Indy Racing League: Walker Racing cut ties with Sarah Fisher, the third woman to race in the Indianapolis 500 and one of the rising stars in the Indy Racing League. ``Sarah wishes to drive in the Indy Racing League and, currently, we have not raised the full season sponsorship for the IRL,'' team owner Derrick Walker said Monday. ``Sarah had requested to be allowed to pursue other opportunities, and we have agreed to release her from her obligations to the team to allow her to do that.'' At 19, Fisher became the youngest person to compete in the IRL when she raced in the 1999 season finale at Texas Motor Speedway for Team Pelfrey. She joined Walker Racing the next season and earned almost $1.04 million in her next 21 IRL starts.
``During the time I was there, Walker Racing almost became a second family for me,'' Fisher said. ``But we haven't been racing in the IRL this season and that is what I need to do.'' Fisher, who began racing sprint cars while she was in high school in Ashville, Ohio, was 31st in her Indy 500 starts in 2000 and '01. ``I learned an enormous amount during my time at Walker Racing and I will always be grateful to Derrick for that,'' Fisher said.
Fisher's best finish - and the best by a woman in Indy-car history - was second in the 2001 season-opening race in Homestead, Fla. Fans voted her the IRL's most popular driver last season. Walker Racing, based in Indianapolis, was the first team to compete simultaneously in the IRL and the rival CART FedEx Series. The team currently competes in CART with driver Tora Takagi. However, two cars that might have gone to Fisher have been entered in the May 26 Indy 500 with no drivers listed. The only other women in the Indianapolis 500 were Janet Guthrie (1977-79) and Lyn St. James (1992-97 and 2000).

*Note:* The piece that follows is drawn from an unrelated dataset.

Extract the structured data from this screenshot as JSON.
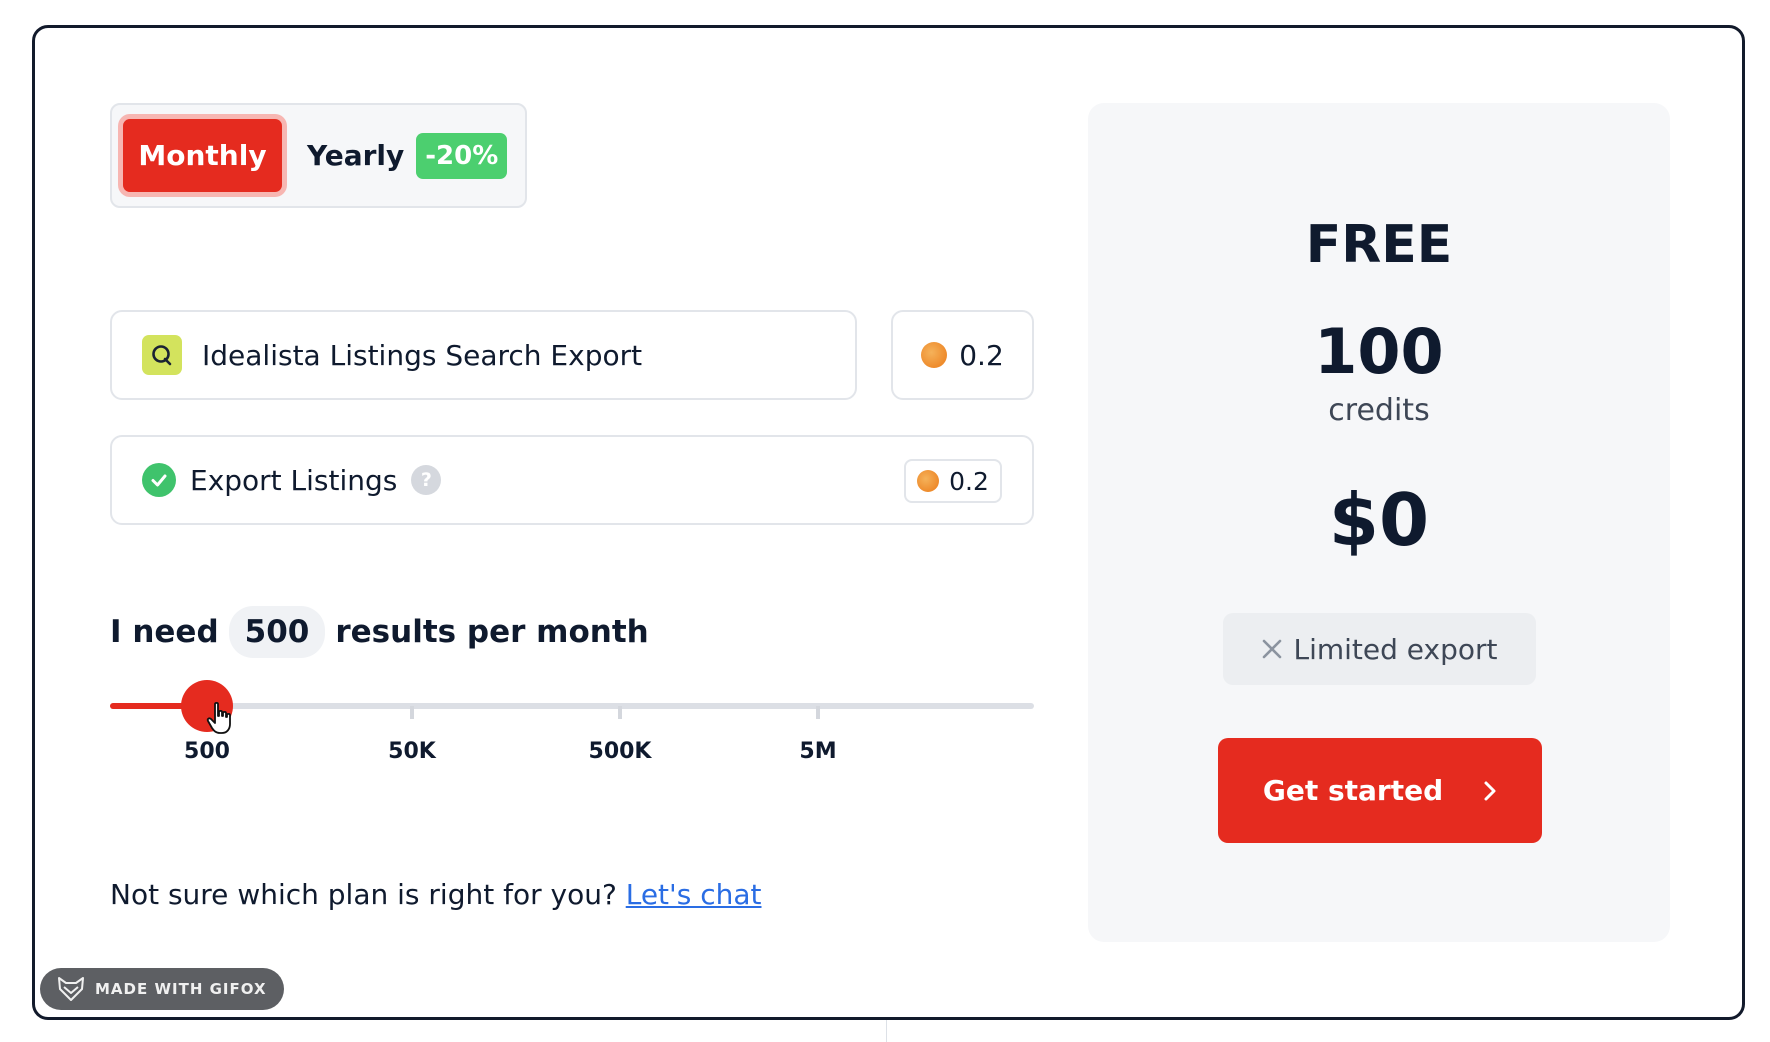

NASCAR: Travis Carter has no intention of leaving stock car racing. ``I've been in this sport for more than 30 years and racing is what I do,'' the longtime NASCAR crew chief and car owner said Friday. ``I still have a lot of work to do here and my main focus is to pursue sponsors and fight to survive.'' Haas-Carter Motorsports suspended racing operations for NASCAR's top circuit. because of the bankruptcy filing by primary sponsor Kmart before the Daytona 500.